Tuesday, July 23, 2024

City solicitor Nancy Glowa and City Manager Louis A. DePasquale regard each other in City Hall.

Don’t miss that there’s a request for $450,000 for “unanticipated increases in costs relating to legal matters” on the City Council agenda Monday. It follows a similar one last year from the city manager for $95,000. In the year before that … well, there were no such requests in the years before that, so far as the city’s online records make clear.

Any resident could reasonably wonder why the council is being asked to set aside nearly a half-million dollars in additional funds for a 13-person law department already budgeted for around $3 million, up around 11 percent from the previous year’s budget.

(As a side note: Why does the annual budget book show occasional annual surges by the millions of dollars within the Law Department’s “travel and training” line item, when the “extraordinary expenditures” line item stays at zero year after year? The implied justification seems implausible to say the least – which was it that inflated the department’s budget by $1.7 million in the 2019 fiscal year from the previous year: The travel? Or the training?)

The explanation offered by the city manager is that the additional hundreds of thousands of dollars relate to “legal matters handled by outside counsel legal services, stenographers and court reporters, constable services, consultants and experts, as well as filing fees and related costs in matters pending in courts and/or administrative bodies.”

While the city is opaque on matters of its court cases whenever it can be, it’s impossible to see such surges in legal funding without thinking of what was known as the Monteiro cases, when then city manager Robert W. Healy kept doubling down against discrimination and retaliation lawsuits filed by women of color who’d worked for City Hall. Ultimately the city was punished to the tune of around $14 million, though that doesn’t cover what was spent fighting this loser of a combined case. Now every mysterious swelling in Law Department money looks like a settlement trying to cosplay as a legal conference and three nights at a Best Western in Duluth.

Which is not to say the latest nearly half-million for “legal matters” falls into the same category – except that like the money and effort utterly wasted fighting Monteiro, some of it is going to frivolous purposes.

Law Department’s own mess

We know that because the city is still splashing around in the quagmire it got dragged into by the License Commission; police commissioner Branville G. Bard Jr. who, as a member of the commission, refused to explain a vote that was a clear violation of the First Amendment; Police Review & Advisory Board executive director Brian Corr, who thwarted the purpose of the board by redirecting a complaint about Bard to the Law Department; and thus also our own Law Department, where the city solicitor helped prevent Bard from answering. If at any step along the way one of these public officials or bodies had done the right thing, the American Civil Liberties Union wouldn’t have had to step in.

And of course all of this has been overseen by City Manager Louis A. DePasquale, who’s now asking for another half-million dollars for the Law Department that got us here.

The case isn’t complicated. Bard, the leader of our police department, voted that the owners of a bar had made “threats” against fire inspectors even though he’d just heard testimony from the inspectors that they knew the bar owners were talking about nonviolent actions such as filing a complaint with a manager.

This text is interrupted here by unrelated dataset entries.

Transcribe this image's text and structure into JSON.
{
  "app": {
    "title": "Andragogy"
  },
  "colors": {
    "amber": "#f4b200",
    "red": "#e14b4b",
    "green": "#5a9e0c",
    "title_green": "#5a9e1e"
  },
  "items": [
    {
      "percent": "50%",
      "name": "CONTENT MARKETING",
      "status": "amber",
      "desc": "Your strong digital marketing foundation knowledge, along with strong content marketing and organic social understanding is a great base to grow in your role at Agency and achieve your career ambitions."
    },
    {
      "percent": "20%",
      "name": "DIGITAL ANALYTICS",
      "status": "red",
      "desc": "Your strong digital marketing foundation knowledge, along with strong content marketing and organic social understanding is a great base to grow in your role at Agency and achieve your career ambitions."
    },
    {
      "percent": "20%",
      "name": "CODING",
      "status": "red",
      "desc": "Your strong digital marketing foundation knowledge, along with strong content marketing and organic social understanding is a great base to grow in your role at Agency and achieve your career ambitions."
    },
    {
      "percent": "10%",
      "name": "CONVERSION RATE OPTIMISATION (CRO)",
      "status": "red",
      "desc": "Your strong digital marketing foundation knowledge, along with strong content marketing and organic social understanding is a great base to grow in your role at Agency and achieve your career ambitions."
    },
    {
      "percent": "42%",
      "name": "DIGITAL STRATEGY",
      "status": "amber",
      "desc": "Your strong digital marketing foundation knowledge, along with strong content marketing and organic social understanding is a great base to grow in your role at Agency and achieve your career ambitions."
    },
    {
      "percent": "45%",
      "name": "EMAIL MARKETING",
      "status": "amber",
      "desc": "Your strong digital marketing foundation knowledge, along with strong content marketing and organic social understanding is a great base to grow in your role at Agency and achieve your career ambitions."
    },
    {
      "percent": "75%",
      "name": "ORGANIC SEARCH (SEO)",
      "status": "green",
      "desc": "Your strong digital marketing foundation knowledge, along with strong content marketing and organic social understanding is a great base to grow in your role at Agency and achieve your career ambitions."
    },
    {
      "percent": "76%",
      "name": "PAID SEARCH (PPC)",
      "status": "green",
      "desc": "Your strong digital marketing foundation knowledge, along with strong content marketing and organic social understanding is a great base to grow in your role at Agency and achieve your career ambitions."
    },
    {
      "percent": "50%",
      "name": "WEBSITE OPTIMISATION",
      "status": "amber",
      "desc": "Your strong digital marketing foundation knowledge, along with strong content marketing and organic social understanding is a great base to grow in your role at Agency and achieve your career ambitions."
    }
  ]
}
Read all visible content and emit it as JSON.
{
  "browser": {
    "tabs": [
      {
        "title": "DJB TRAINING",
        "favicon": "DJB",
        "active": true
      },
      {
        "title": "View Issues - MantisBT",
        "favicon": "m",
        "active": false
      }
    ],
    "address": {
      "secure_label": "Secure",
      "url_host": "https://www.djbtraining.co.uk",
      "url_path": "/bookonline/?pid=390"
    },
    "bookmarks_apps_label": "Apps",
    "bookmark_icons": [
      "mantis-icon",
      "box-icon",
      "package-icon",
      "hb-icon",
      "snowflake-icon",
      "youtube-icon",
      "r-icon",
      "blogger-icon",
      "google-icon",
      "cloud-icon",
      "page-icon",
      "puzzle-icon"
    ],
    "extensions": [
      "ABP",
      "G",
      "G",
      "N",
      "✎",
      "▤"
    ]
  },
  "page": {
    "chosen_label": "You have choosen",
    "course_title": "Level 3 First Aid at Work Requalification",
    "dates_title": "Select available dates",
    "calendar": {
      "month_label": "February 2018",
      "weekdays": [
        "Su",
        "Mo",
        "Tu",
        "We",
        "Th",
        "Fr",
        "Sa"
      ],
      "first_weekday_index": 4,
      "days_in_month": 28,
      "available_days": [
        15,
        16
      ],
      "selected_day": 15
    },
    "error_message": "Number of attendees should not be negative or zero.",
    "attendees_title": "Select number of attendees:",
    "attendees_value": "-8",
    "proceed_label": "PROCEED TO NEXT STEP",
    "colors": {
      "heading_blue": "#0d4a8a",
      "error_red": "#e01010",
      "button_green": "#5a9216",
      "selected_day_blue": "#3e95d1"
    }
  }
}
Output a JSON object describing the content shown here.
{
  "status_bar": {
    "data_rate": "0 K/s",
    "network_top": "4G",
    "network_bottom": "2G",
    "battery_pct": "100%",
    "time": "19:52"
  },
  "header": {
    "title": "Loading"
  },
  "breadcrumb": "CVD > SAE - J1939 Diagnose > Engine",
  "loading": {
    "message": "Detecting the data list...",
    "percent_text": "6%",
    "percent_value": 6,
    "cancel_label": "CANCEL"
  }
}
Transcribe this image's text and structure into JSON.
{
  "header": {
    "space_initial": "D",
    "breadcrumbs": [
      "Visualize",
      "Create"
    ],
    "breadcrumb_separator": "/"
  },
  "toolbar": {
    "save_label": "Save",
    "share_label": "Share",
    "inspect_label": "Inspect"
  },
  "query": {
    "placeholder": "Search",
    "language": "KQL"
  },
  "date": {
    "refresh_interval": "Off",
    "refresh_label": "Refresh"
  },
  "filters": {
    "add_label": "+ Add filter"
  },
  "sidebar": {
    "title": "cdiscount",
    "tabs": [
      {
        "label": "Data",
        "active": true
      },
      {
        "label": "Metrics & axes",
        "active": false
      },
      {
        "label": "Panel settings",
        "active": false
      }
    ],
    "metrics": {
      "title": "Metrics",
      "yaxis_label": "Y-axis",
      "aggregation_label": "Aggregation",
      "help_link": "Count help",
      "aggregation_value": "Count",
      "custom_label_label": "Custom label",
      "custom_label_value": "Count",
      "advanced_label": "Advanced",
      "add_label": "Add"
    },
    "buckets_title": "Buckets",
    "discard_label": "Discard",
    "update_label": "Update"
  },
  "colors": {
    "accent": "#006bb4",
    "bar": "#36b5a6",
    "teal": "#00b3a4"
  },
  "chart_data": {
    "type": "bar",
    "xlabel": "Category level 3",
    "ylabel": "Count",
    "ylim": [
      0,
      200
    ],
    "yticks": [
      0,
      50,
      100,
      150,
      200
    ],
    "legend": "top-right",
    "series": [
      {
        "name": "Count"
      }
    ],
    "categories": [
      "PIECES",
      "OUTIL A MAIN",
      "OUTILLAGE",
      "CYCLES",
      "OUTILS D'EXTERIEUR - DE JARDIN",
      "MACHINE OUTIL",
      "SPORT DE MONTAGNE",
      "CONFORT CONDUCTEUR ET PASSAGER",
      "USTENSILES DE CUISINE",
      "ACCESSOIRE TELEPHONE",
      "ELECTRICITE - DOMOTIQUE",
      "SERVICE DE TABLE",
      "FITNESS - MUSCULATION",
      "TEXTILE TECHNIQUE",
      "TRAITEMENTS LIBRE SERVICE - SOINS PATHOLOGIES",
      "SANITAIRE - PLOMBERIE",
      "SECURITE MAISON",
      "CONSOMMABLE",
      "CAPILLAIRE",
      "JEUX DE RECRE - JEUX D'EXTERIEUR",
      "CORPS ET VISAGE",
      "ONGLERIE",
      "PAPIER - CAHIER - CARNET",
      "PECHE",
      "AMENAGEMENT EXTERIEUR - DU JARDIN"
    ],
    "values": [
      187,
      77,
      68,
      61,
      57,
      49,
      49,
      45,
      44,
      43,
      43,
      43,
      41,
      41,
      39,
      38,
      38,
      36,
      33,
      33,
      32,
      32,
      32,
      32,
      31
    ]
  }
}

Our police chief is trying to criminalize complaints about job performance.

Cambridge vs. the First Amendment

Two attorneys for the city’s Law Department represented the city in a related case before the state’s Alcoholic Beverages Control Commission in the spring and summer of 2019, and the judges ruled in October 2019. But the city has been not really been involved since – it’s been the ACLU vs. the state officials dumb enough to validate the position taken by Bard and the License Commission. Last month, though, the city asked to intervene in the case in Suffolk Superior Court.

It waited almost a full year to jump in, until just before the protectors of the First Amendment were to file a motion for judgment. When asked to agree not to try to delay a ruling, the city attorneys balked, according to a court filing.

From the perspective of taxpayers who sat through the Monteiro cases, it would be nice if the city had learned some lessons that, if not exactly inspiring, at least sound practical: If you’ve done something wrong, don’t keep throwing money at the Law Department (or outside counsel) to fight it. We’re not interested in seeing Cambridge win cases when it’s in the wrong. We’re not hyped to see Cambridge try to weaken the First Amendment.

Save our money for defending the city when it hasn’t done the wrong thing. Then maybe DePasquale won’t have to ask for another $450,000 to supplement the roughly $3 million already going to the law Department for the year.